Records contained in a dataset

______________________________

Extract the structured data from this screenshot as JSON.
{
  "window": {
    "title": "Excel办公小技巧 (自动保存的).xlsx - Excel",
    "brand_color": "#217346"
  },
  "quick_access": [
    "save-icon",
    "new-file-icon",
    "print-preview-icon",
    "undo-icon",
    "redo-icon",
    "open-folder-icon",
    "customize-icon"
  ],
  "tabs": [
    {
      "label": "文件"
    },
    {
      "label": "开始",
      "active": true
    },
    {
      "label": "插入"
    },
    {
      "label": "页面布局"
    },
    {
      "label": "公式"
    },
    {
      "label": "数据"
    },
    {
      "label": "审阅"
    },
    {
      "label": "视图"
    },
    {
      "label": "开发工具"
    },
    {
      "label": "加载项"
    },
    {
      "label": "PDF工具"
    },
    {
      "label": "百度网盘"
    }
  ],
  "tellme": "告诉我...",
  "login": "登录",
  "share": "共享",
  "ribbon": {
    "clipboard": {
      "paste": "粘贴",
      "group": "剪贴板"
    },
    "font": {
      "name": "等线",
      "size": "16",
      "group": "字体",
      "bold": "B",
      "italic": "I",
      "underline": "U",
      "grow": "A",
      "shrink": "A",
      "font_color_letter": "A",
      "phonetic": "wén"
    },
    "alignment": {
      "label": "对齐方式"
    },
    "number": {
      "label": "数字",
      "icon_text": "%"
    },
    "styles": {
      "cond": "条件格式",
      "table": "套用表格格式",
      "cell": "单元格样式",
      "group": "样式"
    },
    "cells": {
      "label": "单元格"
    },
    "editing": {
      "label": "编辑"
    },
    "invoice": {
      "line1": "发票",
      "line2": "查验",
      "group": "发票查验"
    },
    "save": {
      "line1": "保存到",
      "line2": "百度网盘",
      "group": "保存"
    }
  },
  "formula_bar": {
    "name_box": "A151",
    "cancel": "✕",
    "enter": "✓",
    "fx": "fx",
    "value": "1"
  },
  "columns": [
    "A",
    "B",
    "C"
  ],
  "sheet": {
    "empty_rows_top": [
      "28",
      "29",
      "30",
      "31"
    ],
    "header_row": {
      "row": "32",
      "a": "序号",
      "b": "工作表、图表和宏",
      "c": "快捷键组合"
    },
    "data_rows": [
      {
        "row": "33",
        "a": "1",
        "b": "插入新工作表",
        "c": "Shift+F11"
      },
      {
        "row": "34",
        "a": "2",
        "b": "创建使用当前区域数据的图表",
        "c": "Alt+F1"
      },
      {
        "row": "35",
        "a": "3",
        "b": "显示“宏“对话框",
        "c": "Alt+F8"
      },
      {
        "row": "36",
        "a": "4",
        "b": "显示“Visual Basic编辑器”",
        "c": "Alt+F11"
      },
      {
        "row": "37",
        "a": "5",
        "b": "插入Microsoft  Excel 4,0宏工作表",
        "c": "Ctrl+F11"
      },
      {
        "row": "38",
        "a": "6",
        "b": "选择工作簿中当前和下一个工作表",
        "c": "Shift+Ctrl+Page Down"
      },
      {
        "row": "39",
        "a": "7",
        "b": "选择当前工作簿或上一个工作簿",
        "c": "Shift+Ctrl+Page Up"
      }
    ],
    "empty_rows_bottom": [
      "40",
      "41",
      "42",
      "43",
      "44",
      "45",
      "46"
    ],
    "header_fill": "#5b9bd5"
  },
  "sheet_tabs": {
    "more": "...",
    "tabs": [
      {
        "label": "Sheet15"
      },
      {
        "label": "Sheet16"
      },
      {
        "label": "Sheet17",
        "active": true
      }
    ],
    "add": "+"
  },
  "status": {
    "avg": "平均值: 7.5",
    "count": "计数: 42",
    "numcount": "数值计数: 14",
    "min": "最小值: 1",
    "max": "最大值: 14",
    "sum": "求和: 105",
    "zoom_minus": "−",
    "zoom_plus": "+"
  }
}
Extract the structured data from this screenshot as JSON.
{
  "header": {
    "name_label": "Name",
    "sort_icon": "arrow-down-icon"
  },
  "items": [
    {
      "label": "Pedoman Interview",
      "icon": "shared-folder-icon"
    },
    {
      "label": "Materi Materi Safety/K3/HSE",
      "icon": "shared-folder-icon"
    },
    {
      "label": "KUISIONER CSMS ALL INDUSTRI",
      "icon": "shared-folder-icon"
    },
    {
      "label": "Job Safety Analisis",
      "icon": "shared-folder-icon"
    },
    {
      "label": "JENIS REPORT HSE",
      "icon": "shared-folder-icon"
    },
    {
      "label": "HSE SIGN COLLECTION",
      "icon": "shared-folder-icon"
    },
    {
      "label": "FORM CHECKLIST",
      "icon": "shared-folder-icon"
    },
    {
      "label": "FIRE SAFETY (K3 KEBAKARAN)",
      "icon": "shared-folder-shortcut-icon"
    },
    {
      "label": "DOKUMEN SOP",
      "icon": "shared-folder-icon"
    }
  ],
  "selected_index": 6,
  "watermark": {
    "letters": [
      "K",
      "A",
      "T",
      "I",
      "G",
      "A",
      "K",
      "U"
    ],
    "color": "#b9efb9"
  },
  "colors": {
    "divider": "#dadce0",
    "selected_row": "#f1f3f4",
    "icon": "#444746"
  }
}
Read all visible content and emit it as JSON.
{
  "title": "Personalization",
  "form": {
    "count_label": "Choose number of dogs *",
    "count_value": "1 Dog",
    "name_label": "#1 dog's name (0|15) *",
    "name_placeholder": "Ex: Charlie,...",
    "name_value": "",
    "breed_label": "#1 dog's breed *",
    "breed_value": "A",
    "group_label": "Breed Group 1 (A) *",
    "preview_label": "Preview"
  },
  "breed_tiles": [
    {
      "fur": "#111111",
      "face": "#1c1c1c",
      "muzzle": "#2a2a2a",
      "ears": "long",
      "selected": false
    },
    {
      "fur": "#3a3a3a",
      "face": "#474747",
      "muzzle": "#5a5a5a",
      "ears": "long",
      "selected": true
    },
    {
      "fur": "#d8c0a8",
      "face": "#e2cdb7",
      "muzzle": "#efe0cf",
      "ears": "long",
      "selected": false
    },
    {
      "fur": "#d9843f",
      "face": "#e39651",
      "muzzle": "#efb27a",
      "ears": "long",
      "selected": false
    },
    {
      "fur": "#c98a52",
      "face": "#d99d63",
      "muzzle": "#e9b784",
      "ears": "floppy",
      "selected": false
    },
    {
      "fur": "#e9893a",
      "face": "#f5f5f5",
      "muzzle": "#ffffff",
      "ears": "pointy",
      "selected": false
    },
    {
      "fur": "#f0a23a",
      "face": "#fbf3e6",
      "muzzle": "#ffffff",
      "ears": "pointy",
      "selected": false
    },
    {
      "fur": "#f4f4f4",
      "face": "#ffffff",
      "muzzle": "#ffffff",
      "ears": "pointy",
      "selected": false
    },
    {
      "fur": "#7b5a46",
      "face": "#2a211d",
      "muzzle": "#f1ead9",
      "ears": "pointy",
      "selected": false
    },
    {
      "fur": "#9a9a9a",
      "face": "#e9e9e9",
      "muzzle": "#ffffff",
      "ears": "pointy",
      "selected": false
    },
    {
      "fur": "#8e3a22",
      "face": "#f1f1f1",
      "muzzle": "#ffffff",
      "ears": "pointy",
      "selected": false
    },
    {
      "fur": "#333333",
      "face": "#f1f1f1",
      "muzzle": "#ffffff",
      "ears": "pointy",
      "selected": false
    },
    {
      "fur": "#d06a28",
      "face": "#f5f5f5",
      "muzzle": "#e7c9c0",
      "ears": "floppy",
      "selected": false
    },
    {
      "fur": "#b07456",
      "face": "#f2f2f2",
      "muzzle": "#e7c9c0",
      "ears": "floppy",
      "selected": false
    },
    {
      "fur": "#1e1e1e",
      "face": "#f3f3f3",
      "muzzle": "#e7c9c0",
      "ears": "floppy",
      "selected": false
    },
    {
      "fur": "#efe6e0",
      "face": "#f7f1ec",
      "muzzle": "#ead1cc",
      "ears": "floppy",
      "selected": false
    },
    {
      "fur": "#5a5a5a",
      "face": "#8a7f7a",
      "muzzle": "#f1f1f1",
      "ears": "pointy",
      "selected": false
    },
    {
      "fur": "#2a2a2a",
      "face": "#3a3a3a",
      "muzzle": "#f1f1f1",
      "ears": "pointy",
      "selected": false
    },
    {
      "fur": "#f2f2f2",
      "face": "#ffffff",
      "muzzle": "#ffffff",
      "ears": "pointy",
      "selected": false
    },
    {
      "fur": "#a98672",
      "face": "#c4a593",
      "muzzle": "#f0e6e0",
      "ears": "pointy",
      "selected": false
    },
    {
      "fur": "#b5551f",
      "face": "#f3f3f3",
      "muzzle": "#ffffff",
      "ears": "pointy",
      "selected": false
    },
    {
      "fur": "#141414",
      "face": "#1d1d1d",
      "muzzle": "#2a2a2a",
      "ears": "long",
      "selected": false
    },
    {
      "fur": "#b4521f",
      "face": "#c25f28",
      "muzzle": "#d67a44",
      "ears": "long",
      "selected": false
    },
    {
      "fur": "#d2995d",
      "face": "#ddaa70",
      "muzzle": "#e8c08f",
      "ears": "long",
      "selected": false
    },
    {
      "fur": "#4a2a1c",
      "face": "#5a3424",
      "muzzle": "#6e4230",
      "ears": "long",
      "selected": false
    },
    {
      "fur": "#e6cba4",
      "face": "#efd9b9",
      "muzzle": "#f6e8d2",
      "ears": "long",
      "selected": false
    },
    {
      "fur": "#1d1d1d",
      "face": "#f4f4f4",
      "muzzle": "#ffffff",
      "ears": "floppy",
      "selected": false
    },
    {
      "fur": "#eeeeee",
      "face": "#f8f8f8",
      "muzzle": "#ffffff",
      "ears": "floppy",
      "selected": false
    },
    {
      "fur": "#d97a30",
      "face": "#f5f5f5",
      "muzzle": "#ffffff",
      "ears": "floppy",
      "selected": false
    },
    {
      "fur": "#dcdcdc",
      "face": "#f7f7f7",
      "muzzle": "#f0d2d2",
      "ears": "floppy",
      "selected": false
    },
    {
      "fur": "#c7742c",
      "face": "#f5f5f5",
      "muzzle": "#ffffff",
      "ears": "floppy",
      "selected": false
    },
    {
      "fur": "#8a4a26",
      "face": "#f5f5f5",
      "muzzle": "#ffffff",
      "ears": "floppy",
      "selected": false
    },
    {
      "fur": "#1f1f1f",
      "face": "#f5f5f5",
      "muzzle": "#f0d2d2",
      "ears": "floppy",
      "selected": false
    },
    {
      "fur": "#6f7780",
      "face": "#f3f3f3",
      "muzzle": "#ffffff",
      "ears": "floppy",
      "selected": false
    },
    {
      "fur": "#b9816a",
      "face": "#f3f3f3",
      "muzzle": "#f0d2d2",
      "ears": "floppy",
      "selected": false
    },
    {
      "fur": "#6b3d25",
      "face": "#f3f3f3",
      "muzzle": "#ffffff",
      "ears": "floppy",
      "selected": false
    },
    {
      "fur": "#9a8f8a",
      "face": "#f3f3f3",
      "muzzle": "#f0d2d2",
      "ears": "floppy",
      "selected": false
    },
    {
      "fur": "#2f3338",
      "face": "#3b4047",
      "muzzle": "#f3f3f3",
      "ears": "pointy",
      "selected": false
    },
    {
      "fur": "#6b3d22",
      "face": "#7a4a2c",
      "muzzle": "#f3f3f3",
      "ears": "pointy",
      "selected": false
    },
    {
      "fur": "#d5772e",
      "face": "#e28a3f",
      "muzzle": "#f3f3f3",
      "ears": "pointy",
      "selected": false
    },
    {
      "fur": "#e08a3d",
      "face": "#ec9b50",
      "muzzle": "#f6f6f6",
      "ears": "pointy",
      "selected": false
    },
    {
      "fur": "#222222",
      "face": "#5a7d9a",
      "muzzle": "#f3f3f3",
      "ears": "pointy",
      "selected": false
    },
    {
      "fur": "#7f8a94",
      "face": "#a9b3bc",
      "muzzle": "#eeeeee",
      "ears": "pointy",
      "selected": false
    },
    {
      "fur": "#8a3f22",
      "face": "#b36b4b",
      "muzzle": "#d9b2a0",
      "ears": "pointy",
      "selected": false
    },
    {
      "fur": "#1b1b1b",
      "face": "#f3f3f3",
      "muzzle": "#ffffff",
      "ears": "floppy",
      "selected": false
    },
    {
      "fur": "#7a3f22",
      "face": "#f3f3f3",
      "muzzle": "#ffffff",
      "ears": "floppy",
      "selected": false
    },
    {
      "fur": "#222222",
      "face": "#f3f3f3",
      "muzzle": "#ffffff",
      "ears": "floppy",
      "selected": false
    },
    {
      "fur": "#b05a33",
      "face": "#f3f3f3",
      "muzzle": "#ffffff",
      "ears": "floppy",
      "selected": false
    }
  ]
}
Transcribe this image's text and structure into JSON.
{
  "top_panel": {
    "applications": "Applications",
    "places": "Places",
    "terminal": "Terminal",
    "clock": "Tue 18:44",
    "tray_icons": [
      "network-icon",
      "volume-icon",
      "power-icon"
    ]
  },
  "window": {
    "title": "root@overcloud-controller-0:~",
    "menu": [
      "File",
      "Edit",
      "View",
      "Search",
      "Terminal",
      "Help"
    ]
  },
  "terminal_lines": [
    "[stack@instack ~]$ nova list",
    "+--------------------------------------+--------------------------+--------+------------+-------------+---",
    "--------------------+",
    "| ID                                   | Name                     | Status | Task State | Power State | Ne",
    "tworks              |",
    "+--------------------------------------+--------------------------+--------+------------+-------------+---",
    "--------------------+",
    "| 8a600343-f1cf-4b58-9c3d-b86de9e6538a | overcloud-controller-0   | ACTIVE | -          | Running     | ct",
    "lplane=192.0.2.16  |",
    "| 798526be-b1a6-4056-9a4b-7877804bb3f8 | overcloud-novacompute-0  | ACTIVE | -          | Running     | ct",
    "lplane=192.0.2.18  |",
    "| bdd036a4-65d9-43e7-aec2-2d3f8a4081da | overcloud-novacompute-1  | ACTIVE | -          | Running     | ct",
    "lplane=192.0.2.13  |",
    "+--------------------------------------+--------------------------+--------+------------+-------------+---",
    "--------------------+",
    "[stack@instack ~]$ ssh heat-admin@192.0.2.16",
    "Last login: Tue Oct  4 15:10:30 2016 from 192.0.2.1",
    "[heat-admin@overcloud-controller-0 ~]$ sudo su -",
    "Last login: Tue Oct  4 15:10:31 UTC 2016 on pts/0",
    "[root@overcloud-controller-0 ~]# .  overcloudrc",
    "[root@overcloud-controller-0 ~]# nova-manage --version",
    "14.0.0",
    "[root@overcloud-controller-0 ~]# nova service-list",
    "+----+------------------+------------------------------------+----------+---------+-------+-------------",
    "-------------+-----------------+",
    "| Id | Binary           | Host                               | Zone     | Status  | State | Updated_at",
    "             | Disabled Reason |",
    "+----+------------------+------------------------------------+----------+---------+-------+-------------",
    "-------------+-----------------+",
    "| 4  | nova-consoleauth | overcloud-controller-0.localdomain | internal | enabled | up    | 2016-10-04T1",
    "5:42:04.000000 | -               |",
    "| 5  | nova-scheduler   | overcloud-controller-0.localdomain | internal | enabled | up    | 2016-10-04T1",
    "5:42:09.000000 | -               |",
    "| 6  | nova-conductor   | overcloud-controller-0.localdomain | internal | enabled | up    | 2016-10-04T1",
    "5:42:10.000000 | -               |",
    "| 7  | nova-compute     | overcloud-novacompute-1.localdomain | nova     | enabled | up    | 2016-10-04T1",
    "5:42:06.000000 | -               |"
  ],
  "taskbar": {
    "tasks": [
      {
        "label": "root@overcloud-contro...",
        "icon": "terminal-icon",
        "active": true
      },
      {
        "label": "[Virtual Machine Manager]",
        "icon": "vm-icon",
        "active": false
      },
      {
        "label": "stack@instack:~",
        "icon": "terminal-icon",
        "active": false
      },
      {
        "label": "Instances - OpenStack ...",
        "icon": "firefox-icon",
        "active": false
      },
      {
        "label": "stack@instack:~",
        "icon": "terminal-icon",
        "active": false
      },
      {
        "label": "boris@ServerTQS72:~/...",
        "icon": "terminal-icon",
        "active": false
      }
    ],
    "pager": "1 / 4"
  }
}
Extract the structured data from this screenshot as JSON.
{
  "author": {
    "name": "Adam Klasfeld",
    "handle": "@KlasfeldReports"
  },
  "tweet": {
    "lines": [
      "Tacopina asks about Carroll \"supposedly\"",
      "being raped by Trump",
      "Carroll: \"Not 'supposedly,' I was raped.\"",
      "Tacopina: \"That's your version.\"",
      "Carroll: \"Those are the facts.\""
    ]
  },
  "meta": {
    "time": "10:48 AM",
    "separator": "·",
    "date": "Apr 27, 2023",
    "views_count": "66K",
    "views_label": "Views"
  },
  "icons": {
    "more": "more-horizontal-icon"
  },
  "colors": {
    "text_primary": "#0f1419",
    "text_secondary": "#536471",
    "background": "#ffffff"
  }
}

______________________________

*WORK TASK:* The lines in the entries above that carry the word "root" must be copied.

*OUTPUT OF THE TASK:*
    "title": "root@overcloud-controller-0:~",
    "[root@overcloud-controller-0 ~]# .  overcloudrc",
    "[root@overcloud-controller-0 ~]# nova-manage --version",
    "[root@overcloud-controller-0 ~]# nova service-list",
        "label": "root@overcloud-contro...",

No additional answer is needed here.